Peace with Lebanon as part of the Temple
A peace agreement with Lebanon would, perhaps more than such an agreement with any other country, signal the beginning of a new era that might be more conducive to the construction of the Third Temple in Jerusalem. When David’s son, Solomon, began to build the first Jewish Temple In Jerusalem, he immediately turned to the government of Lebanon to play an essential role in its construction.
Shlomo sent this message to King Huram of Tyre, “In view of what you did for my father David in sending him cedars to build a palace for his residence— see, I intend to build a House for the name of Hashem my God; I will dedicate it to Him for making incense offering of sweet spices in His honor, for the regular rows of bread, and for the morning and evening burnt offerings on Shabbatot, new moons, and festivals, as is Yisrael‘s eternal duty. II Chronicles 2:2-3
The cedars, the national symbol of Lebanon to this day, were also used as a major element in the construction of the Second Temple.
They paid the hewers and craftsmen with money, and the Sidonians and Tyrians with food, drink, and oil to bring cedarwood from Lebanon by sea to Yaffo, in accord with the authorization granted them by King Cyrus of Persia. Ezra 3:7

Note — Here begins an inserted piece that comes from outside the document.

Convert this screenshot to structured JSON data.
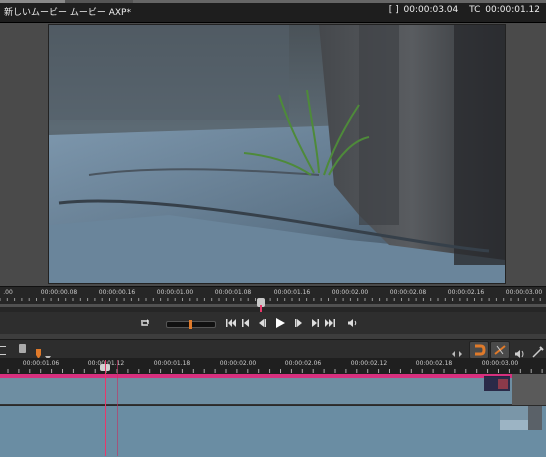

Lebanon: former glory versus current crisis
Once considered a world center for trade, nicknamed the Paris on the Mediterranean, Lebanon is currently suffering its worse economic crisis in 30 years, even worse than it experienced during its 15-year civil war that ended in 1990. The Lebanese lira has plummeted to record lows, losing 90% of its value in two years.
This devaluation has made it difficult for the government to provide fuel, electricity, medical supplies, and basic services. As it is, Lebanon has been without a working government since Prime Minister Hassan Diab’s Cabinet resigned after the explosion at Beirut’s port.
The banks have lent up to 70% of their assets and many are facing insolvency and bankruptcy. The fourth most indebted country in the world, Lebanon defaulted on its international debt last March for the first time in its history.
But this economic crisis is hitting the average person the hardest. Lebanon imports about 80 % of the goods it consumes so the abysmal exchange rate means that basic goods cost five times what they did two years ago. Inflation last year stood at 84% and is expected to reach 77% this year. Food inflation reached over 400%. With 40% unemployment, many Lebanese find themselves today unable to afford basic necessities.
With offshore oil and natural gas deposits, Lebanon should be wealthy. Its vibrant pharmaceutical industry is suffering. There are 12 gold-processing plants in Lebanon and some of the goldsmith shops have been operating for 120 years and while the average citizen is struggling to buy bread, the merchants in Beirut are buying up gold, silver, and precious gems smuggled in from neighboring war-torn Syria.